Last year, a survey by the Colorado Education Association found that 40% of licensed teachers statewide were considering leaving the profession. Among the chief complaints were safety concerns, heavy workloads and low pay.
It should come as no surprise, then, that the 2022-23 school year would bring a myriad of headaches for administrators attempting to retain talent in their classrooms.
Yet here we are, days before school starts, with many districts floundering as the so-called “teacher shortages” continues in the face of lackluster changes.
Take for example Colorado Springs District 11, a local school district attracting many headlines for “teacher shortages.” Article after article features the plight of administrators in filling teacher slots — as many as 130 jobs for this district. In each one, it’s almost as if they’re aghast as to why a $2,500 hiring bonus isn’t doing the trick.
Interestingly, not one of the articles I read mentioned base pay in this district. This made me curious. What was the base salary for a new teacher with a bachelor’s degree?
So I looked it up, and it appears to be $38,000.
Based on an income tax calculator, that would equate to an estimated take home salary of $2,487 per month. Given the average rent for a less than 900-square-foot apartment in Colorado Springs is listed as $1,553 per month by RentCafe, that’s not a whole lot of wiggle room once you add in transportation, insurance, utilities, student loans, food and other essential items. In fact, it’s almost certainly paycheck-to-paycheck living for many people, even with good budgeting.
At the same time it might not surprise you to learn that the base salaries for the majority of administrative positions in the same district were over double that of a new teacher. Even less surprising, many positions appear to go well into the six figures. Again, this is the base pay for these positions. Many of the salaries wandered up and over $150,000 with more experience, a far cry from the average teacher’s attainable top pay.
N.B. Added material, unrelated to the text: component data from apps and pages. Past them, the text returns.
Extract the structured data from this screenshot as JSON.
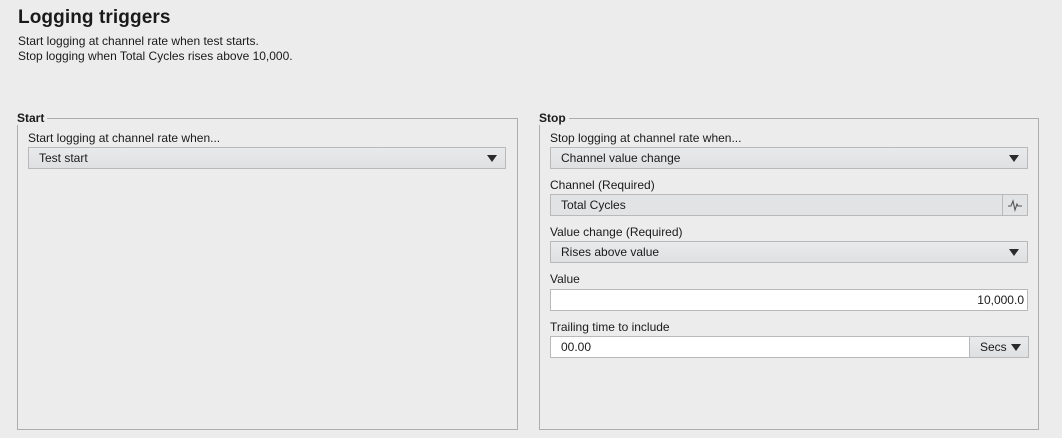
{
  "header": {
    "title": "Logging triggers",
    "summary_line1": "Start logging at channel rate when test starts.",
    "summary_line2": "Stop logging when Total Cycles rises above 10,000."
  },
  "start": {
    "group_label": "Start",
    "condition_label": "Start logging at channel rate when...",
    "condition_value": "Test start"
  },
  "stop": {
    "group_label": "Stop",
    "condition_label": "Stop logging at channel rate when...",
    "condition_value": "Channel value change",
    "channel_label": "Channel (Required)",
    "channel_value": "Total Cycles",
    "channel_button_icon": "waveform-icon",
    "value_change_label": "Value change (Required)",
    "value_change_value": "Rises above value",
    "value_label": "Value",
    "value_value": "10,000.0",
    "trailing_label": "Trailing time to include",
    "trailing_value": "00.00",
    "trailing_unit": "Secs"
  }
}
The vast discrepancy between administrator and teacher pay is yet one more example of why teachers continue to feel undervalued and underappreciated. Add to that the complexities of teaching during a pandemic, larger class sizes, fewer aides, a lack of supplies, dysfunctional school boards, unruly parents, intense public scrutiny and the immense amount of emotional labor required to mold the minds of tomorrow, it’s no wonder there’s a mass exodus from the profession.
And therein lies the frameshift.
The phrase “teacher shortage” as used by administrators and media alike presents a fallacy. On its face, it suggests there is a shortage of teachers. Much to the contrary, there is not a shortage of teachers; there are plenty of educated people who could teach exceptionally well.
There is, however, a shortage of teachers willing to stay in the profession under bad conditions, and rightfully so. In other words, the problem isn’t that teachers are in short supply; it’s that we’ve driven them into other jobs after years of bad policy.
This difference in framing matters immensely as it changes the solutions — and some districts are finally starting to take note. Final negotiations appear under way for teacher raises in several districts across the state.
Among them is Jeffco Public Schools with a potential deal of a $50,000 annual salary to start — although it should be noted the average rent is generally higher in these cities, rendering the increased salary far less effective than it sounds. Aurora and Denver also appear to have salary bumps pending, yet again with similar issues. Still, it’s a start.
Valuing public education and the teachers that make it possible must be a shared goal in any democracy. It’s good for parents and kids alike. At the very least, we can each play a part by offering compassion and kindness to those educating our children. But we need to do more by backing meaningful support and pay increases that truly match what those who shape our future generations are actually worth.
Trish Zornio is a scientist, lecturer and writer who has worked at some of the nation’s top universities and hospitals. She’s an avid rock climber and was a 2020 candidate for the U.S. Senate in Colorado.